Turkey: ‘Charlie Hebdo’ prison sentences for two journalists violate freedom of expression

Turkey: ‘Charlie Hebdo’ prison sentences for two journalists violate freedom of expression - Protection

An estimated 35,000 people assemble at the Place de la Republique in Paris in solidarity with the satirical magazine Charlie Hebdo which was attacked by Islamist gunmen on 7 January 2015, leaving 10 people in the magazine's offices and two policemen dead. Many are holding pens to show their support fot the murdered cartoonists who worked on the magazine. Multicoloured letters carried by protesters spell the words 'Not Afraid'. Brothers Cherif and Said Kouachi entered the magazine's office and shot dead 10 people. Another two policemen were killed in the immediate aftermath. The two brothers were finally killed in a standoff with police in a town northeast of Paris where they had taken refuge in a factory after taking a hostage.

ARTICLE 19 condemns the two-year prison sentences for Cumhuriyet journalists Ceyda Karan and Hikmet Çetinkaya, for republishing the Charlie Hebdo “survivor’s edition” cover image. The convictions for “inciting hate and enmity”, and increased penalties due to the offence being committed through the media, violate international human rights law.

“Imprisoning two journalists for their newspaper’s gesture of solidarity with murdered Charlie Hebdo cartoonists is a clear violation of right to freedom of the expression; they must be released immediately and without condition. The government must cease its crackdown on media freedom in Turkey and harassment against newspaper Cumhuriyet,” said David Diaz-Jogeix, Director of Programmes at ARTICLE 19.

“International human rights law gives broad protection to freedom of expression, including artistic expression, even if people may find it deeply offensive,” Diaz-Jogeix added.

Article 216(1) of the Turkish penal code makes it a criminal offence to “openly provoke a group of people belonging to a different social class, religion, race, sect, or coming from another origin, to be rancorous or hostile against another group”, and provides for between 1 and 3 years imprisonment if the act “causes risk from the aspect of public safety”.  Article 218 allows sentences to be doubled for offences committed through the media.

ARTICLE 19 argues that the application of Article 216(1) in this case violates international human rights law, and that it requires urgent reform to prevent against further abuse. 

Criminal penalties, in particular heavy custodial sentences, for “hate speech” are often disproportionate except for in the most exceptional and severe cases. Prosecutions must require a clear intent to incite violence or serious harm against individuals. That harm must be shown to be likely and imminent following the alleged incitement to violence.
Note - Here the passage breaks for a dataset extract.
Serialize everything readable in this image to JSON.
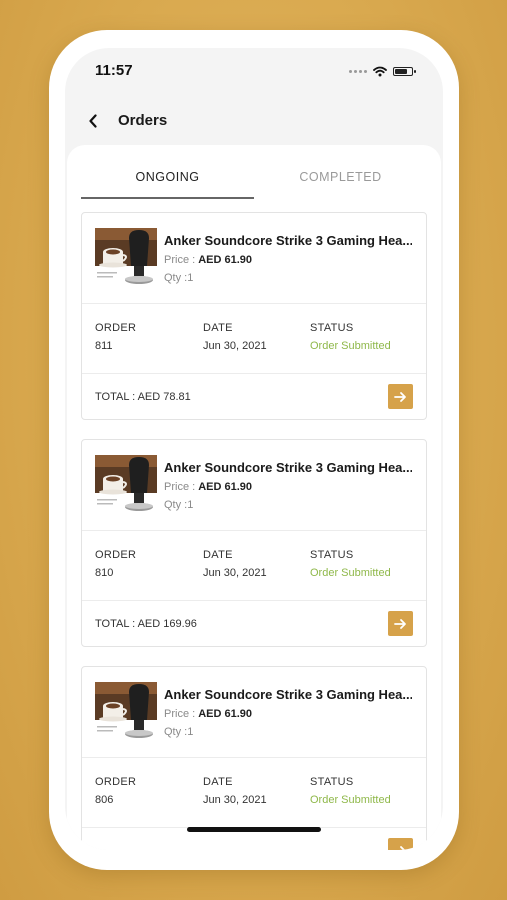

 Both journalists were acquitted of charges for “openly insulting religious values” under Article 216(3). Laws that seek to limit freedom of expression to protect the feelings of followers of a particular religious belief are not legitimate and are open to abuse. This has been seen in Turkey:

  • On 15 April 2013, pianist Fazıl Say was given a 10-month suspended sentence for ‘insulting religious values’ in a series of tweets. The tweets included a verse from an 11th-century poem by Omar Khayyam, which challenged the understanding of ‘heaven’ in Islam.
  • On 25 May 2013, the Turkish-Armenian writer and linguist Sevan Nişanyan was sentenced to over 13 months in prison for alleged blasphemy in a blog post defending the controversial film ‘The Innocence of Muslims’ on grounds of freedom of expression.
  • On 7 August 2013, Sedat Kapanoğlu, owner of the user-generated satirical dictionary Ekşi Sözlük, and 40 contributors to the site were charged with religious defamation, and ‘committing a public order offence via press or broadcast.’ The charges relate to entries satirising the Prophet Muhammed.

ARTICLE 19 calls for the repeal of Article 216(3) of the Penal Code without delay.

The threat of increased criminal sentences for offences committed through the media in Article 218 additionally chills freedom of expression and media freedom, and cannot be justified under international human rights law. ARTICLE 19 calls on the Turkish authorities to repeal it without delay.

At the United Nations Human Rights Council, Turkey accepted recommendations during its Universal Periodic Review to protect freedom of expression, including for journalists, and to ensure its penal code and anti-terror laws are consistent with its international obligations. 

ARTICLE 19 calls on the Turkish government to release Ceyda Karan and Hikmet Çetinkaya without condition or delay, and to implement its Universal Periodic Review commitments to bring the Penal Code and other laws into compliance with its international human rights obligations, including through the repeal of Article 216 (3) and Article 218, in addition to the reform of Article 216 (1).